In your copy, leave out all pictures and reproduce every entry exactly.

#### Data ####

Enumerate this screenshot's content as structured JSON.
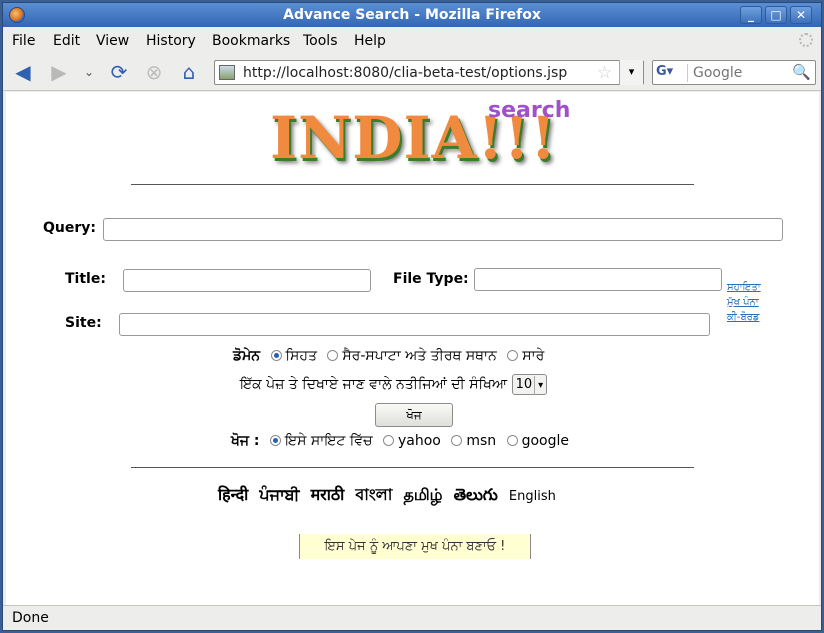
{
  "window": {
    "title": "Advance Search - Mozilla Firefox"
  },
  "menu": [
    "File",
    "Edit",
    "View",
    "History",
    "Bookmarks",
    "Tools",
    "Help"
  ],
  "toolbar": {
    "url": "http://localhost:8080/clia-beta-test/options.jsp",
    "search_engine": "G",
    "search_placeholder": "Google"
  },
  "logo": {
    "main": "INDIA!!!",
    "sub": "search"
  },
  "form": {
    "query_label": "Query:",
    "title_label": "Title:",
    "filetype_label": "File Type:",
    "site_label": "Site:",
    "domain_label": "ਡੋਮੇਨ",
    "domain_options": [
      "ਸਿਹਤ",
      "ਸੈਰ-ਸਪਾਟਾ ਅਤੇ ਤੀਰਥ ਸਥਾਨ",
      "ਸਾਰੇ"
    ],
    "results_label": "ਇੱਕ ਪੇਜ਼ ਤੇ ਦਿਖਾਏ ਜਾਣ ਵਾਲੇ ਨਤੀਜਿਆਂ ਦੀ ਸੰਖਿਆ",
    "results_value": "10",
    "search_button": "ਖੋਜ",
    "search_in_label": "ਖੋਜ :",
    "search_in_options": [
      "ਇਸੇ ਸਾਇਟ ਵਿੱਚ",
      "yahoo",
      "msn",
      "google"
    ]
  },
  "side_links": [
    "ਸਹਾਇਤਾ",
    "ਮੁੱਖ ਪੰਨਾ",
    "ਕੀ-ਬੋਰਡ"
  ],
  "languages": [
    "हिन्दी",
    "ਪੰਜਾਬੀ",
    "मराठी",
    "বাংলা",
    "தமிழ்",
    "తెలుగు",
    "English"
  ],
  "homepage_text": "ਇਸ ਪੇਜ ਨੂੰ ਆਪਣਾ ਮੁਖ ਪੰਨਾ ਬਣਾਓ !",
  "status": "Done"
}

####

_Exercise answer_
Enumerate this screenshot's content as structured JSON.
{
  "window": {
    "title": "Advance Search - Mozilla Firefox"
  },
  "menu": [
    "File",
    "Edit",
    "View",
    "History",
    "Bookmarks",
    "Tools",
    "Help"
  ],
  "toolbar": {
    "url": "http://localhost:8080/clia-beta-test/options.jsp",
    "search_engine": "G",
    "search_placeholder": "Google"
  },
  "logo": {
    "main": "INDIA!!!",
    "sub": "search"
  },
  "form": {
    "query_label": "Query:",
    "title_label": "Title:",
    "filetype_label": "File Type:",
    "site_label": "Site:",
    "domain_label": "ਡੋਮੇਨ",
    "domain_options": [
      "ਸਿਹਤ",
      "ਸੈਰ-ਸਪਾਟਾ ਅਤੇ ਤੀਰਥ ਸਥਾਨ",
      "ਸਾਰੇ"
    ],
    "results_label": "ਇੱਕ ਪੇਜ਼ ਤੇ ਦਿਖਾਏ ਜਾਣ ਵਾਲੇ ਨਤੀਜਿਆਂ ਦੀ ਸੰਖਿਆ",
    "results_value": "10",
    "search_button": "ਖੋਜ",
    "search_in_label": "ਖੋਜ :",
    "search_in_options": [
      "ਇਸੇ ਸਾਇਟ ਵਿੱਚ",
      "yahoo",
      "msn",
      "google"
    ]
  },
  "side_links": [
    "ਸਹਾਇਤਾ",
    "ਮੁੱਖ ਪੰਨਾ",
    "ਕੀ-ਬੋਰਡ"
  ],
  "languages": [
    "हिन्दी",
    "ਪੰਜਾਬੀ",
    "मराठी",
    "বাংলা",
    "தமிழ்",
    "తెలుగు",
    "English"
  ],
  "homepage_text": "ਇਸ ਪੇਜ ਨੂੰ ਆਪਣਾ ਮੁਖ ਪੰਨਾ ਬਣਾਓ !",
  "status": "Done"
}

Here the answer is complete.